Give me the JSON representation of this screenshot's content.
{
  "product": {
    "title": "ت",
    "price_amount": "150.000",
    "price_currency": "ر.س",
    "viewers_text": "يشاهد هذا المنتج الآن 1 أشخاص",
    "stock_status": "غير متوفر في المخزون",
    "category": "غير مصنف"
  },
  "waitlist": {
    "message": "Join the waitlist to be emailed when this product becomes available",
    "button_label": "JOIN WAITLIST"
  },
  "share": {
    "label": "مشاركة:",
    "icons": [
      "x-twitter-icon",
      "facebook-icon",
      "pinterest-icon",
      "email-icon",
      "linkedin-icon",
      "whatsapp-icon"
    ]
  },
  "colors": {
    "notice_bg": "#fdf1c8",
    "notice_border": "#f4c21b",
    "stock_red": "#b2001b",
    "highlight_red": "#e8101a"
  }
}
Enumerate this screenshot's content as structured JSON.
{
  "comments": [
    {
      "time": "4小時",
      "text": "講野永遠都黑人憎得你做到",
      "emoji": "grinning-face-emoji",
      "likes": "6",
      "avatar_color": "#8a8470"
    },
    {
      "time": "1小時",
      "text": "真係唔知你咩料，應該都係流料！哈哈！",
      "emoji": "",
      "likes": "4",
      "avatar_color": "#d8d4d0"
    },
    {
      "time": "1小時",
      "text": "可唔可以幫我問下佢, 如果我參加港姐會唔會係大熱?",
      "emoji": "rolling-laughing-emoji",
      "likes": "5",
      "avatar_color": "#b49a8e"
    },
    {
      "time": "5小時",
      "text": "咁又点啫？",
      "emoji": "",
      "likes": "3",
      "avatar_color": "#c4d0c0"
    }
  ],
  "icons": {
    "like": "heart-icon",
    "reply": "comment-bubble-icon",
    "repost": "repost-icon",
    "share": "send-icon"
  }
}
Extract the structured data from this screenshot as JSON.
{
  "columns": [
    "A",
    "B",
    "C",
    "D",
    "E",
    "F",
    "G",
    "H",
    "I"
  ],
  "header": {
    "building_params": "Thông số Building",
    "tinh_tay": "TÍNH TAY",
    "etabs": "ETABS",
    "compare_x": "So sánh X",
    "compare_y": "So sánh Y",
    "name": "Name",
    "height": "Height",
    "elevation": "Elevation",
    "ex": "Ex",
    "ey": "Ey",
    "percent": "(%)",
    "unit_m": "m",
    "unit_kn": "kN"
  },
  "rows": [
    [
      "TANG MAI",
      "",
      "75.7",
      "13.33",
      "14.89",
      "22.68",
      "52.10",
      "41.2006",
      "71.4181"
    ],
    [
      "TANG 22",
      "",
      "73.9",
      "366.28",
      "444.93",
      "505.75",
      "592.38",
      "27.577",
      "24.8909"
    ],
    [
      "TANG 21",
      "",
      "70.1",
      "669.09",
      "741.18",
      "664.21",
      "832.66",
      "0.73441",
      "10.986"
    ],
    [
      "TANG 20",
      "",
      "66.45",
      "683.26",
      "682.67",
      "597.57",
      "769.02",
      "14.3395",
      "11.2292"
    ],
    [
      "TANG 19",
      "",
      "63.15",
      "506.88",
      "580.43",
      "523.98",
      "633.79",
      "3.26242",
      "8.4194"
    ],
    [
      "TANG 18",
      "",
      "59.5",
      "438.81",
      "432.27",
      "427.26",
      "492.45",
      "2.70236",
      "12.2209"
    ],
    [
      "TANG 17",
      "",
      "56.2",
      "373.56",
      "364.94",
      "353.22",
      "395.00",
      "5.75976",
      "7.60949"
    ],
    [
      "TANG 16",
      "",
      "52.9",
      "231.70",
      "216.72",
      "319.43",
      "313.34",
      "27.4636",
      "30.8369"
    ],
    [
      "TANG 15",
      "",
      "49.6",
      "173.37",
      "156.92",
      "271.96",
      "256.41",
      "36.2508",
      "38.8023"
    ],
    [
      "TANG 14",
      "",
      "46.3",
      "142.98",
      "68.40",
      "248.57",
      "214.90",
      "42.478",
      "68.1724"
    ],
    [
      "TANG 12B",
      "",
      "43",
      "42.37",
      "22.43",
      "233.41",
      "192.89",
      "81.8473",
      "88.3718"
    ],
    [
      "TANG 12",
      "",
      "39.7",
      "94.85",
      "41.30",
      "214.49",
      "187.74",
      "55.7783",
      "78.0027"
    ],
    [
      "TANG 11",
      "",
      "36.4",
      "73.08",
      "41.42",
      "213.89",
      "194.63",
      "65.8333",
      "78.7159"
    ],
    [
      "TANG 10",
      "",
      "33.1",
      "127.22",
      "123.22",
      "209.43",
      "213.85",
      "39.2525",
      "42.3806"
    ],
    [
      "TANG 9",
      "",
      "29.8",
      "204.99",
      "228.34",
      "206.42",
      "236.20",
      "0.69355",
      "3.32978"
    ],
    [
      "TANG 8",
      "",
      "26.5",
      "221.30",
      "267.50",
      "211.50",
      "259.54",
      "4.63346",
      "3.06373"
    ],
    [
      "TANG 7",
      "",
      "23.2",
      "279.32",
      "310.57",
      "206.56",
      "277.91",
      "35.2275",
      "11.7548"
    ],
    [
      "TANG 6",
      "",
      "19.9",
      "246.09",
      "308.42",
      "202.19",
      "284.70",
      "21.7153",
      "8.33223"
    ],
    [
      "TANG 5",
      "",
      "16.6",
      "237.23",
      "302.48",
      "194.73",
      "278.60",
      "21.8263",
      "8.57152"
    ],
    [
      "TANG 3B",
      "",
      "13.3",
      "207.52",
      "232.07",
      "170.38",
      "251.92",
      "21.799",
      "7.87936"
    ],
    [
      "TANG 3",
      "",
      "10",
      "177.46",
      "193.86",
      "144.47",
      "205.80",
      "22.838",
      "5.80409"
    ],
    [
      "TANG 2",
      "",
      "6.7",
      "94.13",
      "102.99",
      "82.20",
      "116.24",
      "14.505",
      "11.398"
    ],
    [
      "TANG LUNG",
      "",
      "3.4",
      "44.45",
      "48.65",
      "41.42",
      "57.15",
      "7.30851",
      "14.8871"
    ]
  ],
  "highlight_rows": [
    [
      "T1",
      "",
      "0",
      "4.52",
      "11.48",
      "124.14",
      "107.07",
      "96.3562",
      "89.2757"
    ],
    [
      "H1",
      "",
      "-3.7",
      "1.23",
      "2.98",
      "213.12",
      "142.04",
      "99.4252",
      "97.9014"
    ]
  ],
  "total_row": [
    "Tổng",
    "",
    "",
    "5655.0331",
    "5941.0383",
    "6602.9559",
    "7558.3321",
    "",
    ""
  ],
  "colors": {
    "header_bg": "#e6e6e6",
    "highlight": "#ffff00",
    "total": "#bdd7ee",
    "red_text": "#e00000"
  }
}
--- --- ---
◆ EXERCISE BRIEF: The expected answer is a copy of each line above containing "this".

◆ EXPECTED ANSWER:
Give me the JSON representation of this screenshot's content.
    "message": "Join the waitlist to be emailed when this product becomes available",
Enumerate this screenshot's content as structured JSON.
Extract the structured data from this screenshot as JSON.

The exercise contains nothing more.